══ Records shown
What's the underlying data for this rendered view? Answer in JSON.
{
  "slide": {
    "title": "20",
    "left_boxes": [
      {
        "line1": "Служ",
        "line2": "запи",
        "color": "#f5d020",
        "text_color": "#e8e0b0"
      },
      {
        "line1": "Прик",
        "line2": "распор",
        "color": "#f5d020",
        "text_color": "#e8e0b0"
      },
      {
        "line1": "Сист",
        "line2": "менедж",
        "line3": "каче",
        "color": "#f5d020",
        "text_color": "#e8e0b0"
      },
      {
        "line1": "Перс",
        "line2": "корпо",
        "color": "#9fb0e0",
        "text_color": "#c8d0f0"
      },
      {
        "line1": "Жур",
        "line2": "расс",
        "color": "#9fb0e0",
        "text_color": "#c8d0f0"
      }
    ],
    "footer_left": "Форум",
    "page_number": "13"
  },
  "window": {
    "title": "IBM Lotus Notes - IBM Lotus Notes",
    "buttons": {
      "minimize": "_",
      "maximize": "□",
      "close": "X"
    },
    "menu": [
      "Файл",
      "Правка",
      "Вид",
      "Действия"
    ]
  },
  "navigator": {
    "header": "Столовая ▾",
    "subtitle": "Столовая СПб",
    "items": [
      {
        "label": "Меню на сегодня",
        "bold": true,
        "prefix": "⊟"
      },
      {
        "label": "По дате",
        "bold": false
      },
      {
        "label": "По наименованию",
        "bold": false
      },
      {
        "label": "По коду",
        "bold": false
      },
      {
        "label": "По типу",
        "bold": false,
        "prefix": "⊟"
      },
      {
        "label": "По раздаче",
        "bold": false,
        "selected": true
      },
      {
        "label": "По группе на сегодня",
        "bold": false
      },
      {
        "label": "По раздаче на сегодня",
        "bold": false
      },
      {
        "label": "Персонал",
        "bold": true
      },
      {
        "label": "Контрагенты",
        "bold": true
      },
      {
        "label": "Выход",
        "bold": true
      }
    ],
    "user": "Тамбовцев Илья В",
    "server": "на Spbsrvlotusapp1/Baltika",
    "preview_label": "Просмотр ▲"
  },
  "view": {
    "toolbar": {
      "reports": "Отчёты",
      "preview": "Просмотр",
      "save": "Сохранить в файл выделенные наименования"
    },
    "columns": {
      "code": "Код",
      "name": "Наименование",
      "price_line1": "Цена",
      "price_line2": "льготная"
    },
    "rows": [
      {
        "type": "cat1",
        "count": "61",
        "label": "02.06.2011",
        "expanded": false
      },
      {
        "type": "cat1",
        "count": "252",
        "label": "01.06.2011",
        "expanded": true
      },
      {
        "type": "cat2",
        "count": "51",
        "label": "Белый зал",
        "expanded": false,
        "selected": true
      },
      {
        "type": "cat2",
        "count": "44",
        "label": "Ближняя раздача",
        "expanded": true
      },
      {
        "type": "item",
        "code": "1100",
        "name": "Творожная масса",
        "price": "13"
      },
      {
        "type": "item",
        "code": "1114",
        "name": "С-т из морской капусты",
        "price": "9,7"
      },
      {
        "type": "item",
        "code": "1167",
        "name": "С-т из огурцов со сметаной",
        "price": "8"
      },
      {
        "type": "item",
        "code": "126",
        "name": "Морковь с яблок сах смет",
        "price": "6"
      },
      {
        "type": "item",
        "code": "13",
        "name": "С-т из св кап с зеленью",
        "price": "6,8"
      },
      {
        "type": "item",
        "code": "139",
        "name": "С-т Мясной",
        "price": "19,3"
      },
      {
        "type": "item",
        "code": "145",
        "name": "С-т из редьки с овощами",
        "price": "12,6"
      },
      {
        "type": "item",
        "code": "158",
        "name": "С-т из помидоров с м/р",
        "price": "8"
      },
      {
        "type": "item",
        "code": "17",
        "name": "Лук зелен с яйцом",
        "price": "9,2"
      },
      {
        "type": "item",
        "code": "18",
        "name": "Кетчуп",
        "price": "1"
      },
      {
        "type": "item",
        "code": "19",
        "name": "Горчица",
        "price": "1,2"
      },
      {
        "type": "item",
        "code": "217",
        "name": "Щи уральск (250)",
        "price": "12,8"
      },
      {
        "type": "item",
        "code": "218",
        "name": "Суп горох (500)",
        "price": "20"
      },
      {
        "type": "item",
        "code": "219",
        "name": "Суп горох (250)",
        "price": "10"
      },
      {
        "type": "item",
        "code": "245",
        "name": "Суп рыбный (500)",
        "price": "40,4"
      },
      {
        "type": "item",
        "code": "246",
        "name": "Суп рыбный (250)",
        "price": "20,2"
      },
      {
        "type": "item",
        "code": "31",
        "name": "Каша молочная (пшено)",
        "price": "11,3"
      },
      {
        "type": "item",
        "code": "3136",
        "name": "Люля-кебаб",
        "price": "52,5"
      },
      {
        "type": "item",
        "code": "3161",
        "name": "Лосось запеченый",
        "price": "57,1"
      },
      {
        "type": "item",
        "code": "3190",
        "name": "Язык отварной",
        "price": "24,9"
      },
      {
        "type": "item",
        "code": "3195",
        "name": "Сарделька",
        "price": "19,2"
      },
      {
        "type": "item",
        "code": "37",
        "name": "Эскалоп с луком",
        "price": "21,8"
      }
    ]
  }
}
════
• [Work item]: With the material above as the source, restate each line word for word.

• [Your response]:
What's the underlying data for this rendered view? Answer in JSON.
{
  "slide": {
    "title": "20",
    "left_boxes": [
      {
        "line1": "Служ",
        "line2": "запи",
        "color": "#f5d020",
        "text_color": "#e8e0b0"
      },
      {
        "line1": "Прик",
        "line2": "распор",
        "color": "#f5d020",
        "text_color": "#e8e0b0"
      },
      {
        "line1": "Сист",
        "line2": "менедж",
        "line3": "каче",
        "color": "#f5d020",
        "text_color": "#e8e0b0"
      },
      {
        "line1": "Перс",
        "line2": "корпо",
        "color": "#9fb0e0",
        "text_color": "#c8d0f0"
      },
      {
        "line1": "Жур",
        "line2": "расс",
        "color": "#9fb0e0",
        "text_color": "#c8d0f0"
      }
    ],
    "footer_left": "Форум",
    "page_number": "13"
  },
  "window": {
    "title": "IBM Lotus Notes - IBM Lotus Notes",
    "buttons": {
      "minimize": "_",
      "maximize": "□",
      "close": "X"
    },
    "menu": [
      "Файл",
      "Правка",
      "Вид",
      "Действия"
    ]
  },
  "navigator": {
    "header": "Столовая ▾",
    "subtitle": "Столовая СПб",
    "items": [
      {
        "label": "Меню на сегодня",
        "bold": true,
        "prefix": "⊟"
      },
      {
        "label": "По дате",
        "bold": false
      },
      {
        "label": "По наименованию",
        "bold": false
      },
      {
        "label": "По коду",
        "bold": false
      },
      {
        "label": "По типу",
        "bold": false,
        "prefix": "⊟"
      },
      {
        "label": "По раздаче",
        "bold": false,
        "selected": true
      },
      {
        "label": "По группе на сегодня",
        "bold": false
      },
      {
        "label": "По раздаче на сегодня",
        "bold": false
      },
      {
        "label": "Персонал",
        "bold": true
      },
      {
        "label": "Контрагенты",
        "bold": true
      },
      {
        "label": "Выход",
        "bold": true
      }
    ],
    "user": "Тамбовцев Илья В",
    "server": "на Spbsrvlotusapp1/Baltika",
    "preview_label": "Просмотр ▲"
  },
  "view": {
    "toolbar": {
      "reports": "Отчёты",
      "preview": "Просмотр",
      "save": "Сохранить в файл выделенные наименования"
    },
    "columns": {
      "code": "Код",
      "name": "Наименование",
      "price_line1": "Цена",
      "price_line2": "льготная"
    },
    "rows": [
      {
        "type": "cat1",
        "count": "61",
        "label": "02.06.2011",
        "expanded": false
      },
      {
        "type": "cat1",
        "count": "252",
        "label": "01.06.2011",
        "expanded": true
      },
      {
        "type": "cat2",
        "count": "51",
        "label": "Белый зал",
        "expanded": false,
        "selected": true
      },
      {
        "type": "cat2",
        "count": "44",
        "label": "Ближняя раздача",
        "expanded": true
      },
      {
        "type": "item",
        "code": "1100",
        "name": "Творожная масса",
        "price": "13"
      },
      {
        "type": "item",
        "code": "1114",
        "name": "С-т из морской капусты",
        "price": "9,7"
      },
      {
        "type": "item",
        "code": "1167",
        "name": "С-т из огурцов со сметаной",
        "price": "8"
      },
      {
        "type": "item",
        "code": "126",
        "name": "Морковь с яблок сах смет",
        "price": "6"
      },
      {
        "type": "item",
        "code": "13",
        "name": "С-т из св кап с зеленью",
        "price": "6,8"
      },
      {
        "type": "item",
        "code": "139",
        "name": "С-т Мясной",
        "price": "19,3"
      },
      {
        "type": "item",
        "code": "145",
        "name": "С-т из редьки с овощами",
        "price": "12,6"
      },
      {
        "type": "item",
        "code": "158",
        "name": "С-т из помидоров с м/р",
        "price": "8"
      },
      {
        "type": "item",
        "code": "17",
        "name": "Лук зелен с яйцом",
        "price": "9,2"
      },
      {
        "type": "item",
        "code": "18",
        "name": "Кетчуп",
        "price": "1"
      },
      {
        "type": "item",
        "code": "19",
        "name": "Горчица",
        "price": "1,2"
      },
      {
        "type": "item",
        "code": "217",
        "name": "Щи уральск (250)",
        "price": "12,8"
      },
      {
        "type": "item",
        "code": "218",
        "name": "Суп горох (500)",
        "price": "20"
      },
      {
        "type": "item",
        "code": "219",
        "name": "Суп горох (250)",
        "price": "10"
      },
      {
        "type": "item",
        "code": "245",
        "name": "Суп рыбный (500)",
        "price": "40,4"
      },
      {
        "type": "item",
        "code": "246",
        "name": "Суп рыбный (250)",
        "price": "20,2"
      },
      {
        "type": "item",
        "code": "31",
        "name": "Каша молочная (пшено)",
        "price": "11,3"
      },
      {
        "type": "item",
        "code": "3136",
        "name": "Люля-кебаб",
        "price": "52,5"
      },
      {
        "type": "item",
        "code": "3161",
        "name": "Лосось запеченый",
        "price": "57,1"
      },
      {
        "type": "item",
        "code": "3190",
        "name": "Язык отварной",
        "price": "24,9"
      },
      {
        "type": "item",
        "code": "3195",
        "name": "Сарделька",
        "price": "19,2"
      },
      {
        "type": "item",
        "code": "37",
        "name": "Эскалоп с луком",
        "price": "21,8"
      }
    ]
  }
}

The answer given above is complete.